Would you write out the data below exactly, with every line intact?

§ MATERIAL FOR THIS EXERCISE
--- START ---
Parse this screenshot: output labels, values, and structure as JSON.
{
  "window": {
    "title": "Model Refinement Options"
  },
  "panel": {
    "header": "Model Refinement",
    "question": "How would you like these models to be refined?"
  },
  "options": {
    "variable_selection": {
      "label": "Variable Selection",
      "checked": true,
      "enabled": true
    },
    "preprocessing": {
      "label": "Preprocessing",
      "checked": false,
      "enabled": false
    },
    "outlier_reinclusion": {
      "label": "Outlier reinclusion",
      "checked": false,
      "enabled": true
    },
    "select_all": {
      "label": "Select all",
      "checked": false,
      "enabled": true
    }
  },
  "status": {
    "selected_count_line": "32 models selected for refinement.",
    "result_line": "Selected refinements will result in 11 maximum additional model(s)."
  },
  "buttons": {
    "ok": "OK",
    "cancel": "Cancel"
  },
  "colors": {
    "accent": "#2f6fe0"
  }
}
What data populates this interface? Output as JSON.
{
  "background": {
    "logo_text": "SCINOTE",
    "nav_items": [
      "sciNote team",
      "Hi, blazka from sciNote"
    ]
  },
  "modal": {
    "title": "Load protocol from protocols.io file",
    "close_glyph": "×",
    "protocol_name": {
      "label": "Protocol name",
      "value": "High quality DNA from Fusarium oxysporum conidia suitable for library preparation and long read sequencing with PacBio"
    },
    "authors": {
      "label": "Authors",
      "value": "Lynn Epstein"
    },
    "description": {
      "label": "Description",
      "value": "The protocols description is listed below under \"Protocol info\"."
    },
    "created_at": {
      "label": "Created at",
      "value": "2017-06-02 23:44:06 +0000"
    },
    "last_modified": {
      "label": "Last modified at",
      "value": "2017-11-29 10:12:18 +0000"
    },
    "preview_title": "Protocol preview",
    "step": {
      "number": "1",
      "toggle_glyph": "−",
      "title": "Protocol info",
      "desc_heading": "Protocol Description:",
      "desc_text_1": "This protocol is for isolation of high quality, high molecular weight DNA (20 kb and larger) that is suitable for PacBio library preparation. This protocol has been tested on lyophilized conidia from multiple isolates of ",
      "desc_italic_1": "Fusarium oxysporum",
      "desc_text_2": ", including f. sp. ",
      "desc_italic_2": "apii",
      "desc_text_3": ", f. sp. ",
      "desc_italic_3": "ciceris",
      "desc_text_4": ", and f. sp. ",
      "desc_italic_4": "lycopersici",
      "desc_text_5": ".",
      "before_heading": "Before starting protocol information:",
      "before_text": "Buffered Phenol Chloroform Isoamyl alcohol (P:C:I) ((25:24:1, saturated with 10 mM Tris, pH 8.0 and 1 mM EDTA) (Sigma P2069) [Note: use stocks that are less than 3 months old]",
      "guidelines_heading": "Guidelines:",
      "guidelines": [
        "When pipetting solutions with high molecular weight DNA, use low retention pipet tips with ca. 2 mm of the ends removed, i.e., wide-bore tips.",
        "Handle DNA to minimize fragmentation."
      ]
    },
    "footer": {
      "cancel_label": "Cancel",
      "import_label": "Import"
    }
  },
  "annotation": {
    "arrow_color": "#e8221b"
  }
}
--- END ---
§ OUTPUT FOR THIS TASK
Parse this screenshot: output labels, values, and structure as JSON.
{
  "window": {
    "title": "Model Refinement Options"
  },
  "panel": {
    "header": "Model Refinement",
    "question": "How would you like these models to be refined?"
  },
  "options": {
    "variable_selection": {
      "label": "Variable Selection",
      "checked": true,
      "enabled": true
    },
    "preprocessing": {
      "label": "Preprocessing",
      "checked": false,
      "enabled": false
    },
    "outlier_reinclusion": {
      "label": "Outlier reinclusion",
      "checked": false,
      "enabled": true
    },
    "select_all": {
      "label": "Select all",
      "checked": false,
      "enabled": true
    }
  },
  "status": {
    "selected_count_line": "32 models selected for refinement.",
    "result_line": "Selected refinements will result in 11 maximum additional model(s)."
  },
  "buttons": {
    "ok": "OK",
    "cancel": "Cancel"
  },
  "colors": {
    "accent": "#2f6fe0"
  }
}
What data populates this interface? Output as JSON.
{
  "background": {
    "logo_text": "SCINOTE",
    "nav_items": [
      "sciNote team",
      "Hi, blazka from sciNote"
    ]
  },
  "modal": {
    "title": "Load protocol from protocols.io file",
    "close_glyph": "×",
    "protocol_name": {
      "label": "Protocol name",
      "value": "High quality DNA from Fusarium oxysporum conidia suitable for library preparation and long read sequencing with PacBio"
    },
    "authors": {
      "label": "Authors",
      "value": "Lynn Epstein"
    },
    "description": {
      "label": "Description",
      "value": "The protocols description is listed below under \"Protocol info\"."
    },
    "created_at": {
      "label": "Created at",
      "value": "2017-06-02 23:44:06 +0000"
    },
    "last_modified": {
      "label": "Last modified at",
      "value": "2017-11-29 10:12:18 +0000"
    },
    "preview_title": "Protocol preview",
    "step": {
      "number": "1",
      "toggle_glyph": "−",
      "title": "Protocol info",
      "desc_heading": "Protocol Description:",
      "desc_text_1": "This protocol is for isolation of high quality, high molecular weight DNA (20 kb and larger) that is suitable for PacBio library preparation. This protocol has been tested on lyophilized conidia from multiple isolates of ",
      "desc_italic_1": "Fusarium oxysporum",
      "desc_text_2": ", including f. sp. ",
      "desc_italic_2": "apii",
      "desc_text_3": ", f. sp. ",
      "desc_italic_3": "ciceris",
      "desc_text_4": ", and f. sp. ",
      "desc_italic_4": "lycopersici",
      "desc_text_5": ".",
      "before_heading": "Before starting protocol information:",
      "before_text": "Buffered Phenol Chloroform Isoamyl alcohol (P:C:I) ((25:24:1, saturated with 10 mM Tris, pH 8.0 and 1 mM EDTA) (Sigma P2069) [Note: use stocks that are less than 3 months old]",
      "guidelines_heading": "Guidelines:",
      "guidelines": [
        "When pipetting solutions with high molecular weight DNA, use low retention pipet tips with ca. 2 mm of the ends removed, i.e., wide-bore tips.",
        "Handle DNA to minimize fragmentation."
      ]
    },
    "footer": {
      "cancel_label": "Cancel",
      "import_label": "Import"
    }
  },
  "annotation": {
    "arrow_color": "#e8221b"
  }
}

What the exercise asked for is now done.